Waterbury Mayor Neil O'Leary was joined by Gov. Dannel Malloy and others to celebrate a new program to help clean up rundown factories and other buildings more quickly.
Old factories in Waterbury closed for decades are just some of the brownfields in Connecticut that could see cleanup, after Gov. Dannel Malloy signed into law reforms to liability laws enacted by the state legislature.
"Waterbury will see 27 brownfield sites cleaned up and come into use again," said Malloy, during a heavy rain at the Waterbury public works department's future home.
Most of MacDermid's old buildings along Huntingdon Avenue will be torn down over the next two years with the change in liability law. It makes getting just part of the pollution cleaned up sufficient to land a loan to clean up the rest.
"It gives private investors a higher level of comfort, recognizing that they don't have to be saddled with all the past sins of the sites," said Mayor Neil O'Leary. "Now it's a new day moving forward."
Other sites in the city O'Leary says is "loaded with brownfields" include the Municipal Stadium where lead and asbestos were buried, and the Nova Paint and Dye factory on Mill Street.
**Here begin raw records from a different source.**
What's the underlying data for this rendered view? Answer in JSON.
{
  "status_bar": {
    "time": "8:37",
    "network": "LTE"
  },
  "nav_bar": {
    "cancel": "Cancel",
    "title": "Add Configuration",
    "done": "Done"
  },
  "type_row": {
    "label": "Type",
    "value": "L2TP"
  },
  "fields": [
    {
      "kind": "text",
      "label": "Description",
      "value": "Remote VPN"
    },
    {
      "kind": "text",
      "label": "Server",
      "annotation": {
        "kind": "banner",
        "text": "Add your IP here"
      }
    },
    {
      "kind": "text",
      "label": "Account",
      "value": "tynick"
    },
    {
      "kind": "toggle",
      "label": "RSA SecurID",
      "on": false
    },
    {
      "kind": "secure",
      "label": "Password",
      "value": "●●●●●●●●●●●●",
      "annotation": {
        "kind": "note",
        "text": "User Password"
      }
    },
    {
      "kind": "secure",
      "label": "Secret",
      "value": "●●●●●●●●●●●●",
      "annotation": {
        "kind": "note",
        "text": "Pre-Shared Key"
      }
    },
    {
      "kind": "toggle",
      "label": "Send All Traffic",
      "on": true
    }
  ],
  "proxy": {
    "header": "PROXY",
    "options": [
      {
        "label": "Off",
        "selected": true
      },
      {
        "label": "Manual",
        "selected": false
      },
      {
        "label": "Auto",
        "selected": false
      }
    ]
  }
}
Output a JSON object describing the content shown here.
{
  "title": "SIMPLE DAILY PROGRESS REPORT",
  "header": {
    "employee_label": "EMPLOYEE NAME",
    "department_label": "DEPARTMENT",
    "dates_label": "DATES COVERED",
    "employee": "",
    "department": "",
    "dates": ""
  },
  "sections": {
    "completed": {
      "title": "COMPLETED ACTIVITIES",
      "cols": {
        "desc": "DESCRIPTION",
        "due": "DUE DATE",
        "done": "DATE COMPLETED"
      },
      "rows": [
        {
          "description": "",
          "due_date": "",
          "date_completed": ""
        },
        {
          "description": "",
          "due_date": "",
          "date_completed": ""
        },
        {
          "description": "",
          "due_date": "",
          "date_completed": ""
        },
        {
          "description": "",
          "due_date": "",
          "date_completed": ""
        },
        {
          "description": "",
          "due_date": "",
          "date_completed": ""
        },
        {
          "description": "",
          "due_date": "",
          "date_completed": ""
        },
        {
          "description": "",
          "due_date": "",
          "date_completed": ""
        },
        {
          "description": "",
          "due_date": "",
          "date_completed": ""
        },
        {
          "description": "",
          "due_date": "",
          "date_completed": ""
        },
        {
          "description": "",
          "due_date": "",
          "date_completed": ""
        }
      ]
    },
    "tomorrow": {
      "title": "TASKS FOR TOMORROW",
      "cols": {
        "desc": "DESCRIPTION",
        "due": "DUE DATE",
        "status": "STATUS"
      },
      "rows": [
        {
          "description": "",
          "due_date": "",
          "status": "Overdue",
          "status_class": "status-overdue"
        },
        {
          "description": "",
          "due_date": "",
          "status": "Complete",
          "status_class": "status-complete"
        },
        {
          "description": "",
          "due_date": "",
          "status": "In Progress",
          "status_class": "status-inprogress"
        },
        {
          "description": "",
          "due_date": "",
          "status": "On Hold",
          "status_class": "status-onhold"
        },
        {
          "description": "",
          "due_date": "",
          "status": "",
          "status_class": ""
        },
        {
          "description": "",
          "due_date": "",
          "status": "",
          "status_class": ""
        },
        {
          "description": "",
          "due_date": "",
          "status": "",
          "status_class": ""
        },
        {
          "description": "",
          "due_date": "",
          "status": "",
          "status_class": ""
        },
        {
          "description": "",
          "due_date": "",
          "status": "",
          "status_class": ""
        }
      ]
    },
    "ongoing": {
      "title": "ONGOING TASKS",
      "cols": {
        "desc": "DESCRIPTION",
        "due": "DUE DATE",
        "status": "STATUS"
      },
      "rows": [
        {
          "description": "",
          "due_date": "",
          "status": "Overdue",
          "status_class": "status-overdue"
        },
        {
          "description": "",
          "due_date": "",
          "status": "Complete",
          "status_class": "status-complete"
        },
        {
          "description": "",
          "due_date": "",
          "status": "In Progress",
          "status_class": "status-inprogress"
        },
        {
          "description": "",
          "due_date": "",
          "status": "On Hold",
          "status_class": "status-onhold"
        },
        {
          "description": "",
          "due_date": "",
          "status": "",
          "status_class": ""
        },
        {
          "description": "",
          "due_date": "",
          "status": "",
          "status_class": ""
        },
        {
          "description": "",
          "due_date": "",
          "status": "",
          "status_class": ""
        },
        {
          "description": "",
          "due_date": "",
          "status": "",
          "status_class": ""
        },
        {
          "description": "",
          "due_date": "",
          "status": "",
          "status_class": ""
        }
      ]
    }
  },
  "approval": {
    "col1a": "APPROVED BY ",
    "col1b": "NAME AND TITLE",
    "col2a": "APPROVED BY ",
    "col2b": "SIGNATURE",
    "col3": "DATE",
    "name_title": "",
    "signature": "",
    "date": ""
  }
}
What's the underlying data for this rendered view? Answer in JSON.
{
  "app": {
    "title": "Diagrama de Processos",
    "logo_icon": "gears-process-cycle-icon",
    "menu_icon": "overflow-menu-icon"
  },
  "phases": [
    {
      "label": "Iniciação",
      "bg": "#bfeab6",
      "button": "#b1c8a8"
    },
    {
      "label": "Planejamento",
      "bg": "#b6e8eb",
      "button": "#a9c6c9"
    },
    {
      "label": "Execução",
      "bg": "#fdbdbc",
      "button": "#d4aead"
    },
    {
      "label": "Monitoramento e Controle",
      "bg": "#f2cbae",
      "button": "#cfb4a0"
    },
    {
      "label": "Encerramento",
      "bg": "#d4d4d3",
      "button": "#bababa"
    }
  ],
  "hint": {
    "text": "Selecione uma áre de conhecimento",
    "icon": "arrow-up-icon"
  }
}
It burned down in April 2012. Removing the remains will enable development nearby along the Mad River.